He got to see Dennis (Edwards) and Otis (Williams) and the group.
“I started crying,” Holmes remembered.
Holmes is a graduate of the American Musical and Dramatic Academy (AMDA) and in 2018, one of his friends surprised him with a ticket to “Ain’t Too Proud – The Life and Times of the Temptations” here in Los Angeles. He couldn’t believe it. He saw it three times here before it made its debut on Broadway.
“I said ‘man, I have to be a part of this.’”
After a number of auditions here and in New York; along with what he called “boot camp” choreography rehearsals and postponements due to covid, Holmes was chosen for his first stage role after two years.
“For it to happen, it blows my mind still,” he said. “I wish my grandparents were here. I used to sing the Temptations in their living room, breaking furniture, trying to do the choreography.”
Holmes gets to wear a “nice afro” and some funky “Blue” outfits throughout the show.
“I have the honor of playing Melvin Franklin, too,” he said. “I think the Temptations were the first to feature a bass prominently in their sound.”
Franklin died in 1995 at 52 due to complications from brain seizure, heart failure and other physical problems.

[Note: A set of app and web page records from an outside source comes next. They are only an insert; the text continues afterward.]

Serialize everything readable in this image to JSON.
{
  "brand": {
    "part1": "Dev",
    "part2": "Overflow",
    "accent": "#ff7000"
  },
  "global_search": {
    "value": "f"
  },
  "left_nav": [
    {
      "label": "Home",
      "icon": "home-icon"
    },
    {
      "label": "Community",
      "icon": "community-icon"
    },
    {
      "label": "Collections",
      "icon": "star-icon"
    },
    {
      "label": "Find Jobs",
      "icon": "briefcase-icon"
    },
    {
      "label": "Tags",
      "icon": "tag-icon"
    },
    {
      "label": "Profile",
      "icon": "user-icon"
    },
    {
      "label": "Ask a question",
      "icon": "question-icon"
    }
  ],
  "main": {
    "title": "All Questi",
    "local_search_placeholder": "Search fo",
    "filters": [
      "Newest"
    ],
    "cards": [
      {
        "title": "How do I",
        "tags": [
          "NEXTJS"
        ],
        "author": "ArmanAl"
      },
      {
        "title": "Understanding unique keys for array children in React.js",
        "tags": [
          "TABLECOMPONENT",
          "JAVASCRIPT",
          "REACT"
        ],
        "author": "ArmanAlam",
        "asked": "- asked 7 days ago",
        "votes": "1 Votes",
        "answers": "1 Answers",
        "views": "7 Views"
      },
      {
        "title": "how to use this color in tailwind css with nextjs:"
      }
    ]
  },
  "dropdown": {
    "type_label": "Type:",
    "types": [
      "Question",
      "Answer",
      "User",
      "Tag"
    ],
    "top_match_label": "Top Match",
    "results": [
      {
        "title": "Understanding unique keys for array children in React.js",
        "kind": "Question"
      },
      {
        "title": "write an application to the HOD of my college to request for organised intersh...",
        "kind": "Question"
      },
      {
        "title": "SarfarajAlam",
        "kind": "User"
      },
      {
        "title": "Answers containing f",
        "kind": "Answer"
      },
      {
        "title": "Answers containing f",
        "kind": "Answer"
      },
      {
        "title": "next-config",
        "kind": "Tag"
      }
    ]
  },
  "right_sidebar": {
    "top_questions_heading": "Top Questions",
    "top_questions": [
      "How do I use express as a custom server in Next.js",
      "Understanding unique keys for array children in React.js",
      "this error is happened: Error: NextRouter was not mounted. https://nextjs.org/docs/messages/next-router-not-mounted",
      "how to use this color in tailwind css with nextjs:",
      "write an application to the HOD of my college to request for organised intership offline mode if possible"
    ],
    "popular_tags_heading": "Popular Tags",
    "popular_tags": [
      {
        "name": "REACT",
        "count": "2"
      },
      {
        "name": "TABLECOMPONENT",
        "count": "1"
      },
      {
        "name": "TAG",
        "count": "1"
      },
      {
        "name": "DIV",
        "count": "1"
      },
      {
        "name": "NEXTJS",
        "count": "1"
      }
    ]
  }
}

Aside from being a vocalist, Franklin was also a founding member of the Temptations, where he was nicknamed “Blue,” for frequently wearing his favorite color.
Franklin was actually encouraged to retire early. Holmes believes that Franklin sacrificed his own body to be a Temptation.
“Most of all, he just loved signing for the Temptations. That was his number one pride and joy,” Holmes said. “Melvin’s facial expression and energy was priceless. That’s what I try to bring when I perform.”
“Ain’t Too Proud” is the story of brotherhood, family, loyalty, and betrayal, and is set to the beat of the group’s treasured hits. The musical follows The Temptations’ extraordinary journey from the streets of Detroit to the Rock & Roll Hall of Fame. With their signature dance moves and unmistakable harmonies, they were voted the greatest R&B group of all time by Billboard Magazine in 2017.
Tickets for “Ain’t Too Proud – The Life and Times of the Temptations” are currently on sale and start at $40. They will be available through CenterTheatreGroup.org, audience services at (213) 972-4400 or in person at the Center Theatre Group Box Offices (at the Ahmanson Theatre) at The Music Center, 135 N. Grand Avenue in Downtown.
Performances run through New Years Day Tuesday through Friday at 8 p.m., Saturday at 2 p.m. and 8 p.m., and Sunday at 1 p.m. and 6:30 p.m.
Visit Holmes on instagram: @harrellholmes.